Under the Wave at Waimea

Paul Theroux. Houghton Mifflin Harcourt, $28 (416p) ISBN 978-0-358-44628-6

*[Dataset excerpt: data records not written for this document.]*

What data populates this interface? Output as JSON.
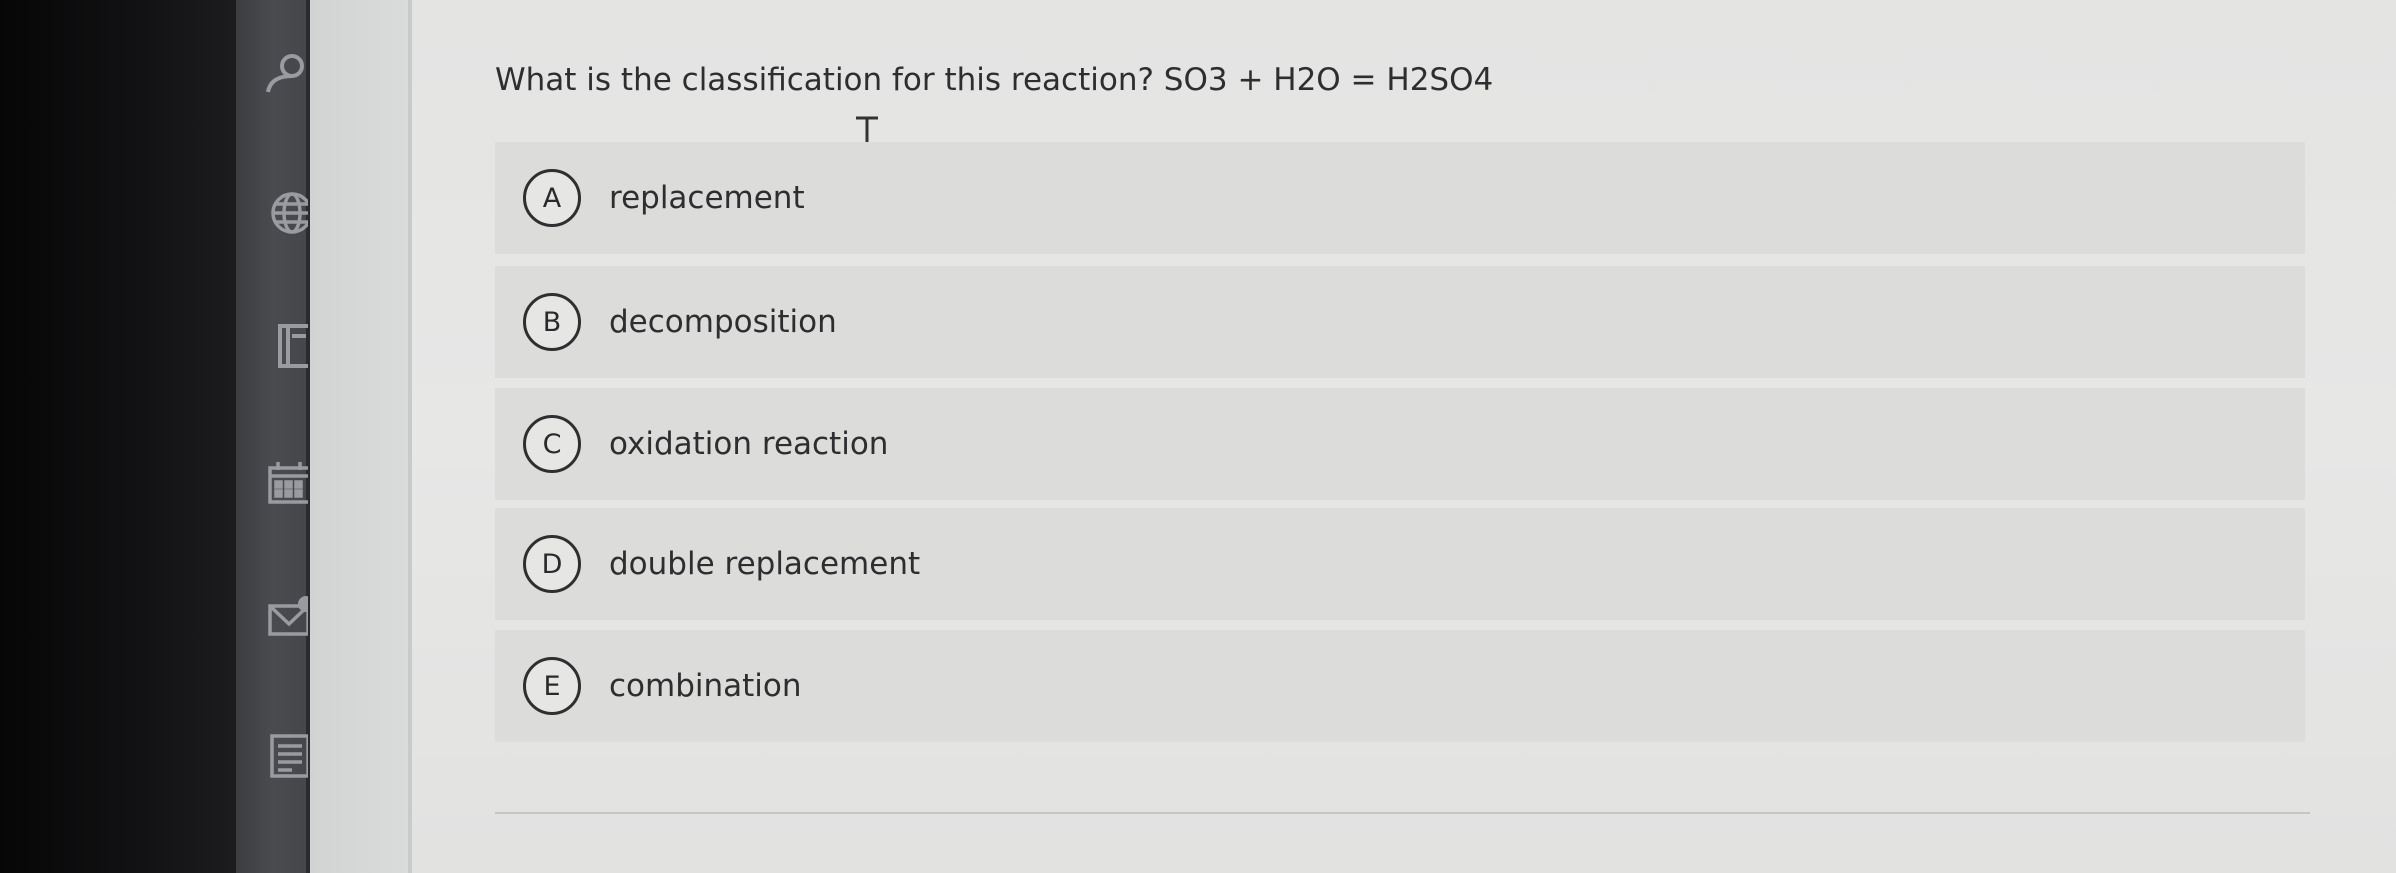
{
  "question": {
    "text": "What is the classification for this reaction? SO3 + H2O = H2SO4"
  },
  "options": [
    {
      "letter": "A",
      "text": "replacement"
    },
    {
      "letter": "B",
      "text": "decomposition"
    },
    {
      "letter": "C",
      "text": "oxidation reaction"
    },
    {
      "letter": "D",
      "text": "double replacement"
    },
    {
      "letter": "E",
      "text": "combination"
    }
  ],
  "sidebar": {
    "icons": [
      "user-icon",
      "globe-icon",
      "book-icon",
      "calendar-icon",
      "mail-icon",
      "document-icon"
    ]
  }
}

In Theroux’s immersive surfing bildungsroman (after Mother Land), a 60-something Triple Crown legend accidentally kills a homeless man with his car, and looks back on his life. Ten-year-old Joe Sharkey arrives in Hawaii with his father, a Special Forces colonel stationed there during the Vietnam War. Bullied at school for being a “haole,” Sharkey finds release in surfing, his mentor a native Hawaiian surf guru called Uncle Sunshine. Showing an early aptitude for the sport, he becomes a competitive surfer. Sponsorship, prize money and endorsements follow as Sharkey travels the world—Tahiti, South Africa, California, Portugal—in search of the ultimate wave. Along the way, women are drawn to his legendary status and he befriends gonzo journalist Hunter S. Thompson. Meanwhile, in the present, Sharkey and his girlfriend embark on a journey to learn more about the man Sharkey accidentally killed, traveling to Arkansas and California before a final reckoning in Hawaii’s Waimea Bay. The past and present halves of the story don’t really coalesce, but Sharkey makes for an enjoyably larger than life character in the mold of Theroux’s Jack Flowers (Saint Jack) or Allie Fox (The Mosquito Coast). The author’s fans will appreciate the perfectly rendered exotic setting, which takes the reader deep inside the Hawaiian surf culture. (Apr.)